“I’m sorry, the feature you wanted is not currently available in the public API”.
It’s common these days for web applications to provide some sort of RESTful API for third party integration, but too many of them are built after the fact, as a lacklustre afterthought — with holes and limitations that makes them useless for all but the most trivial applications. Here’s some common pitfalls I’ve seen (and been partially responsible for!) arising from this style of development:
- Only a narrow set of features supported: The application may have a hundred different tasks a user can do in the GUI, but only a handful are supported through the API.
- Impractical for real-world use: APIs that fail to consider things like minimizing the number of requests through and batching and bulk APIs. Just think, how you would implement GMail’s “mark all as read” button if you could only update one conversation at a time?
- API features lag UI features: For example a new field might be added to the UI, but there is no way to access it in the API until someone requests it.
- Weird/buggy APIs: Bad APIs don’t get as much developer attention if no one’s using them, making them a natural place for bugs and design quirks to harbour.
Instead of restricting developers to a limited, locked-down set of operations, the goal is to empower developers to be as creative and productive as possible with your API.
A better way to design an API
Don’t try to build the sort of API you think people will want. Flip the problem on its head and eat your own dog food: make a rule that, from now on, all new UI features can only be based on the public API. Abandon your traditional, internal back-end interfaces and start using the public API as an interface for all your front-end applications.
“All Google tools use the API. There is no backdoor. The web UI is built on Google App Engine, for example.”
This quote from High Scalability beautifully summarizes the design of their API. There is no backdoor, no privileged internal interface — Google developers have to use the exact same API as you at home.
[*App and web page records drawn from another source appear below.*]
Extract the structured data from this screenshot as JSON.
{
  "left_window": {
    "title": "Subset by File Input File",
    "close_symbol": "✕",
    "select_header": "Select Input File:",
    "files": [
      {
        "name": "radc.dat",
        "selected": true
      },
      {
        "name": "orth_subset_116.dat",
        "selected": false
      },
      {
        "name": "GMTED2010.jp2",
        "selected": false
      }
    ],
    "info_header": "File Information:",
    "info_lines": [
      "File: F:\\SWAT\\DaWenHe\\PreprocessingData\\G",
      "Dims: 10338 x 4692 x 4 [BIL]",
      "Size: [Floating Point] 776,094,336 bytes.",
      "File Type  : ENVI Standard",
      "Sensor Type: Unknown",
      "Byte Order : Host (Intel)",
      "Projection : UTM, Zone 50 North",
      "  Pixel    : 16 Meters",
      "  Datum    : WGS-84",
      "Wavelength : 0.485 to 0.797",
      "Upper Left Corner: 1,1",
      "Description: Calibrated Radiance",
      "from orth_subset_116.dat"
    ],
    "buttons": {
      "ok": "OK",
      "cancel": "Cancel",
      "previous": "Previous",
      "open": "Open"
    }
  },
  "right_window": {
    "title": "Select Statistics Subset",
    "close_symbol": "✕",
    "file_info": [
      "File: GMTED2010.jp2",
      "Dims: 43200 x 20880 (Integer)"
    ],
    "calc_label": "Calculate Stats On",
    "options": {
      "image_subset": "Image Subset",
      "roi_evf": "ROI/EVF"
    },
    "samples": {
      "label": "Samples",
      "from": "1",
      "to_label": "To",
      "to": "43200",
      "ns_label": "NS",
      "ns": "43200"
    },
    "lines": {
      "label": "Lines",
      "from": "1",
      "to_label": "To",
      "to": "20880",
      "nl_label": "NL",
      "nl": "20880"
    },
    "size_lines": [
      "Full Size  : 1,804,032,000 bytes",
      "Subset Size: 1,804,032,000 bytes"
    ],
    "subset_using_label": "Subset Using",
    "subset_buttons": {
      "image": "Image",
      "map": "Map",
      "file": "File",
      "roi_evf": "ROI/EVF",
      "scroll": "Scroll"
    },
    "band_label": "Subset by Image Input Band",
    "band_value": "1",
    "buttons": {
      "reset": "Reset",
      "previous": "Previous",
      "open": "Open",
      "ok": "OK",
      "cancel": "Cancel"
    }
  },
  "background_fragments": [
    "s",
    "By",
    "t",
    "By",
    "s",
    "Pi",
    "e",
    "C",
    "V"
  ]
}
Twitter is another great example of an application that dogfoods its own API – click view source on twitter.com and you’ll see, apart from tracking and advertising, it’s mostly AJAX calls to their public developer API – the very same API all the thousands of third party apps use.